Although the series took on an extremely physical style, it featured less board play than had been typical for the Jets. The four games became a series of the Ducks cycling the puck in the offensive zone while the Jets chased them.
3. Elite forwards -- For much of the season, the Jets relied on a scoring-by-committee model that largely worked. The late-season additions of forwards Drew Stafford, Lee Stempniak and Jiri Tlusty further strengthened Winnipeg's top-nine group of forwards.
But the Ducks featured elite forward Corey Perry (three goals, four assists in the series), and centers Ryan Kesler (three goals, two assists) and Ryan Getzlaf (one goal, three assists).

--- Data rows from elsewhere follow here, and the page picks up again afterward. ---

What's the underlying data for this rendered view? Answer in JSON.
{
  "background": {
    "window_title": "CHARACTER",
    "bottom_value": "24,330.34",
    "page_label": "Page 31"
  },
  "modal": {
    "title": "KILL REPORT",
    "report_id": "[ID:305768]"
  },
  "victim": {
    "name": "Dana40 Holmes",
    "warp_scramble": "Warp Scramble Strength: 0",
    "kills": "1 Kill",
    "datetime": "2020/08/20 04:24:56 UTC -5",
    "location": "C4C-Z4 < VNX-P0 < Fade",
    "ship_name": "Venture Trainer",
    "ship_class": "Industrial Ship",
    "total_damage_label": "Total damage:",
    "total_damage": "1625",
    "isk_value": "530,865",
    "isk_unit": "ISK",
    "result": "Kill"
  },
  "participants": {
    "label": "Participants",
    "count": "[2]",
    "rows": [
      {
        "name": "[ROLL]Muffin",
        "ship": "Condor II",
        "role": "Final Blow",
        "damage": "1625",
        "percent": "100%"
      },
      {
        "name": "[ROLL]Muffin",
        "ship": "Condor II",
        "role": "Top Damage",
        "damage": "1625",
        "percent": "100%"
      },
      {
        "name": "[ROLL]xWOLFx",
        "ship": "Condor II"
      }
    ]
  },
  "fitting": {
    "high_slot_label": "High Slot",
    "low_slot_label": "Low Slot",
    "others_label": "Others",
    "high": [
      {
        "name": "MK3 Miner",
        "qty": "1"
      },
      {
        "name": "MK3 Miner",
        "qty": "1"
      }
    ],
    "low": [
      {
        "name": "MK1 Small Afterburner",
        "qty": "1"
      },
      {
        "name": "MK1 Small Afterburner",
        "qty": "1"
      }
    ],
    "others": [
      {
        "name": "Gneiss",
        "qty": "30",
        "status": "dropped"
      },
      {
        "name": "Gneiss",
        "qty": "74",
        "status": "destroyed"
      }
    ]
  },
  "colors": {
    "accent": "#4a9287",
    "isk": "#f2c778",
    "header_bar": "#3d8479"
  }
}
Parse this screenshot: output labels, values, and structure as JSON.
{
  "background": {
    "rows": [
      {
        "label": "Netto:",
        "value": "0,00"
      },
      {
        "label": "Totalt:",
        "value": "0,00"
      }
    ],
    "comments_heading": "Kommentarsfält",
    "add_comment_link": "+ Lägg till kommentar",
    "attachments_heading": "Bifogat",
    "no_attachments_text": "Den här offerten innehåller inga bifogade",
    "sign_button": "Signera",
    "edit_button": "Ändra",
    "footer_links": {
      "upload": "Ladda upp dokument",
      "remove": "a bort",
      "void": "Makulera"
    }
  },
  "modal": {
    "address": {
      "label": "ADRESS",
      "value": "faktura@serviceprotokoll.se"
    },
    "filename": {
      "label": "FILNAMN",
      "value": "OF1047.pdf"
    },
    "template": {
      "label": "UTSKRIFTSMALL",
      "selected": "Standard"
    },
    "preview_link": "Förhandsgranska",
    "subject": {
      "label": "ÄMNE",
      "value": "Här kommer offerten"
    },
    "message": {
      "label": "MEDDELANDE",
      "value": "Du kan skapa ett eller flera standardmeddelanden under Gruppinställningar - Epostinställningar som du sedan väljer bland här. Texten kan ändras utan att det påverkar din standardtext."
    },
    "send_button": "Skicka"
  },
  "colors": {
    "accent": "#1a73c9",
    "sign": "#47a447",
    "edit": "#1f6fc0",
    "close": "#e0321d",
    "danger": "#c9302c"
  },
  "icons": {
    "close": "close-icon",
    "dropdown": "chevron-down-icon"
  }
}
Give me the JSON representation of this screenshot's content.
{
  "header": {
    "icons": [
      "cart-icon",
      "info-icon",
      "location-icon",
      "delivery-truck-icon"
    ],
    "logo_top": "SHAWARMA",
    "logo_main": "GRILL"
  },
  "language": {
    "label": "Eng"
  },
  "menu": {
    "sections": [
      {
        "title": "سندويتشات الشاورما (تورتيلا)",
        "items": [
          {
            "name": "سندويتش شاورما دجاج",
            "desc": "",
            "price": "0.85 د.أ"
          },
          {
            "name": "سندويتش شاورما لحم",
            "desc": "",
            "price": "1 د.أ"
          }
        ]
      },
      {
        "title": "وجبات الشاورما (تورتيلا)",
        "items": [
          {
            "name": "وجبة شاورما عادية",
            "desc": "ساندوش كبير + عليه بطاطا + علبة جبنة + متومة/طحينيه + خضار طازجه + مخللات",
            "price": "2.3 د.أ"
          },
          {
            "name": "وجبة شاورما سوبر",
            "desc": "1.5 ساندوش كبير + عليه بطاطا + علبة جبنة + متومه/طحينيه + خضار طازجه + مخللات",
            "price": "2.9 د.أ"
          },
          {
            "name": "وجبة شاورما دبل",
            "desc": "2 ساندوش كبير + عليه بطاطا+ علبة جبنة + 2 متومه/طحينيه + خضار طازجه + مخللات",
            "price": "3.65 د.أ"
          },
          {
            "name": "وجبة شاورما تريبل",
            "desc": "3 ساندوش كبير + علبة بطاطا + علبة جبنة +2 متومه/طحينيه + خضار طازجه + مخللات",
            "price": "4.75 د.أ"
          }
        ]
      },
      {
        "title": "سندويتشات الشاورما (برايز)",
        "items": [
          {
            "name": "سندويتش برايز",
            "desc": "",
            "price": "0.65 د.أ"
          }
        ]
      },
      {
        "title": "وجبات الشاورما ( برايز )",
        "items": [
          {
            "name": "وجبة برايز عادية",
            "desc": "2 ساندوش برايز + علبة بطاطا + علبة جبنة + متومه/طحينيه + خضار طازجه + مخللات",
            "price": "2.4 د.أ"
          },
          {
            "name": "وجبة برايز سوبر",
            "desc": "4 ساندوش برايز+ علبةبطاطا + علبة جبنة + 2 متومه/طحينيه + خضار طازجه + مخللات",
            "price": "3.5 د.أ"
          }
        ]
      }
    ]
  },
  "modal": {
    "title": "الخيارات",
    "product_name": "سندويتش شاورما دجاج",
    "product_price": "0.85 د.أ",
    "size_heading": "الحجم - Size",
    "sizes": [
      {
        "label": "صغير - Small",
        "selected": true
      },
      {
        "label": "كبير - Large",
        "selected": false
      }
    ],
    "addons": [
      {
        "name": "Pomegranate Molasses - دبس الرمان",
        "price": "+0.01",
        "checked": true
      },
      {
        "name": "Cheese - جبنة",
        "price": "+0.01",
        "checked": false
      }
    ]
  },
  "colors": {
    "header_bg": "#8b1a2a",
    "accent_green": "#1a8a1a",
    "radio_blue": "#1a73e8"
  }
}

Winnipeg had to scramble for any and all of its offensive opportunities. Aided by the secondary scoring of forwards Andrew Cogliano and Jakob Silfverberg, the confidence of having elite scoring talent at hand allowed the Ducks to outwait the Jets and pounce on mistakes with quick counterstrikes.
4. Penalties -- Discipline had been an issue all season for the Jets. Facing the Ducks for four straight games only exacerbated their discipline problems. Power-play goals set up Anaheim comebacks in each of the first two games.
After learning their lessons from the first two games, the Jets and their penalty kill avoided any further problems in Games 3 and 4. But by then the damage had been done.
5. Experience -- Eight Winnipeg players made playoff debuts.
When trailing, the Ducks never panicked. They became the first team in NHL history to win three consecutive playoff games when trailing after two periods, according to the Elias Sports Bureau.
The Jets could not handle the Ducks' third-period pushes. Anaheim outscored Winnipeg 9-1 in the third period.
"[I learned] just how tough it is," Little said. "It's one thing to make it, and we learned this [season] how hard it is. It was a constant battle all [season] right up until the end. But it's almost another level. You get into the playoffs, whether you're first or eighth, you're going to be playing a good team."